Places are limited and RSVP is essential. Please book your place here.

Plenty of attention is being paid to the political and constitutional effects of Brexit, but what will its economic impact be on life’s most basic commodities? How did food prices inform the debate in the weeks and months leading up to the referendum, and how have they informed debate in the past? How have the spectres of want and hunger been invoked over the last century and a half in political contexts, and are we paying them enough attention now?

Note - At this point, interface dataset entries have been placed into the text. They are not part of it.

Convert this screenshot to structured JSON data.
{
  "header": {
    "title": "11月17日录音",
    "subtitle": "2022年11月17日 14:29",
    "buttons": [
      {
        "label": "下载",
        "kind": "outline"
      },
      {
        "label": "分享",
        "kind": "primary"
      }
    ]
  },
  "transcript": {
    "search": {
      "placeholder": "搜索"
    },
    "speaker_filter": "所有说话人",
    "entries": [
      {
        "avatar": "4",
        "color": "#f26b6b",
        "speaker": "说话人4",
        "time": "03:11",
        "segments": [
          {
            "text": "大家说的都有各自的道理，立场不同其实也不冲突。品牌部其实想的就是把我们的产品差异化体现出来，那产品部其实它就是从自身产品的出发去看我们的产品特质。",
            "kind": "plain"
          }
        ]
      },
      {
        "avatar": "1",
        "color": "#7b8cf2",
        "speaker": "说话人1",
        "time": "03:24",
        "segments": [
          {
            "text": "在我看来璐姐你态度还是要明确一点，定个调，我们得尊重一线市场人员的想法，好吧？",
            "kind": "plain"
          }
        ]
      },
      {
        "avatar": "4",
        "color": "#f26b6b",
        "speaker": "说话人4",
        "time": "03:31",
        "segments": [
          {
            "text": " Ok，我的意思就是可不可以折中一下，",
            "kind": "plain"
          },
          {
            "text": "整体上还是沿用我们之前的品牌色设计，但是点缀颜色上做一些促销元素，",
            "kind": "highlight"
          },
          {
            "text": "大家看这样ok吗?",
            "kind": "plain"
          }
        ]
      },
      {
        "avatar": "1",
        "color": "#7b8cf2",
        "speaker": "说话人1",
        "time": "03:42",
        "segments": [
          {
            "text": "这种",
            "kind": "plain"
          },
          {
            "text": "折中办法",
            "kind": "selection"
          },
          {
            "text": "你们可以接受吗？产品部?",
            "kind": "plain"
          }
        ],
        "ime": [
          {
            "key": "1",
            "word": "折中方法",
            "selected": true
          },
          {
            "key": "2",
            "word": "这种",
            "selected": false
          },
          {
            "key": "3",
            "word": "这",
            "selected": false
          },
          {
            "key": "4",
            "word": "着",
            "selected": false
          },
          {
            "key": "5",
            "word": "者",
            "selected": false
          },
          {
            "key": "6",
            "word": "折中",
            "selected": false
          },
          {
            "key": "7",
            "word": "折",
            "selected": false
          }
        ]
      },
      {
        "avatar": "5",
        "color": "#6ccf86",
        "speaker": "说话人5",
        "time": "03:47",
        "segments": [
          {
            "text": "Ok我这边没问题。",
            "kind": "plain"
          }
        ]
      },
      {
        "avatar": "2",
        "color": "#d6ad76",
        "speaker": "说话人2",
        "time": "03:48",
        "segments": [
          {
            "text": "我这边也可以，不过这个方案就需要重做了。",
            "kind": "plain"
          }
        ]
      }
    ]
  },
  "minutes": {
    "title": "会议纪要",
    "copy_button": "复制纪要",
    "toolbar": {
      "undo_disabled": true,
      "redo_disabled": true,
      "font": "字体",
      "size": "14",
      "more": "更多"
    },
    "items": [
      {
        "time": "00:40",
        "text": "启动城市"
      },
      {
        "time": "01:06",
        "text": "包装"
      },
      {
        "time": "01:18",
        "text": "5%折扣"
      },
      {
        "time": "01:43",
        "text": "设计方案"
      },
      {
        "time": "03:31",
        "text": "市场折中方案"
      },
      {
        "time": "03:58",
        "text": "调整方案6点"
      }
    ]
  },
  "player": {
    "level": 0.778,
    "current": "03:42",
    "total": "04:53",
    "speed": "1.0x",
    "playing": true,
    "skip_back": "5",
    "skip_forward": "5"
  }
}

Debating these questions will be five historians and policy makers with combined expertise covering the period since the 1840s, the “Hungry Forties,” which live in political memory as the UK’s last serious sustained period of food poverty. The discussion is aimed at policy makers and practitioners working in the area of food poverty and food security, and aims to show how lessons from the past can inform decision-making today. Continue reading “Brexit and food prices: the legacy of the Hungry Forties”